Golub was surrounded by a stone and brick defensive wall at the beginning of the 14th century. They were used many times during wars. In 1410, the town and the castle were captured by the Poles. Golub did not avoid the destruction again during the Polish-Teutonic war in 1414. During the Golub War in 1422, after the city was captured by Władysław Jagiełło, the king ordered to demolish the more important elements of city fortifications. In 1454, the city and the castle were without a fight in the hands of the insurgents. It was only in 1460 that Bernard Szumborski managed to take over the city for two years on behalf of the Teutonic Order. Eventually, by the Toruń Peace of 1466, Golub and its fortifications were included in the Polish state.

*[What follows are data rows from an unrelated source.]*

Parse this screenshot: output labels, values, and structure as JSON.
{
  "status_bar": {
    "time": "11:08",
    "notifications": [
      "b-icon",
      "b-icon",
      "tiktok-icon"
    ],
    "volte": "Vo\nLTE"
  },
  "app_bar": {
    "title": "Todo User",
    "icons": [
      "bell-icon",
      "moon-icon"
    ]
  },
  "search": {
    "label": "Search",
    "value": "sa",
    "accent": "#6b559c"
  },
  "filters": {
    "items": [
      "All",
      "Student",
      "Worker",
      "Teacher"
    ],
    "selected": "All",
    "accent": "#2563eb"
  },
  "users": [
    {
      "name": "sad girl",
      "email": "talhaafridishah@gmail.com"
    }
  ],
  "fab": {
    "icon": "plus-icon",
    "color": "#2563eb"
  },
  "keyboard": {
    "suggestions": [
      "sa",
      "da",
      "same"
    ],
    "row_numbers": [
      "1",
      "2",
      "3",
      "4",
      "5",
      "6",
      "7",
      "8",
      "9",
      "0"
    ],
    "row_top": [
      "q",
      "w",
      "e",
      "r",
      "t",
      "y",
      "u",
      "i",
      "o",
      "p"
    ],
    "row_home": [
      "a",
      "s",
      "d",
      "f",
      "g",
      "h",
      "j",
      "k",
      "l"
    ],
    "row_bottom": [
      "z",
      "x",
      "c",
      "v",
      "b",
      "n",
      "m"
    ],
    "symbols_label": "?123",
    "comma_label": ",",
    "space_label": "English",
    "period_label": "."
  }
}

The town walls were in the shape of an irregular pentagon consisting of straight sections of walls. It were built in the opus emplectum technique, which means that their brick walls were filled with rubble and stones, flooded with lime mortar. On the southern fragments there are traces of decorating of walls in the diamonds with the zendrówka bricks. The wall was reinforced with 17 rectangular half towers, open from the town side and four closed, four-sided, small corner towers. Several-storey half towers were erected in front of the face of the wall, they allowed firing the foreground from the slit and window type arrowslits.
Four gates led to the town: Castle Gate (Toruń) from the north, Brodnica Gate (Lisewska) from the east, Dobrzyń Gate from the west and Błońska Gate from the south. Fortifications were on both sides strengthened by hydrated moat, while the eastern part was protected by the Drwęca river.
One of the four corner towers with a fragment of the wall and half towers on the north side have survived to this day, as well as half towers on the south-western section of the wall.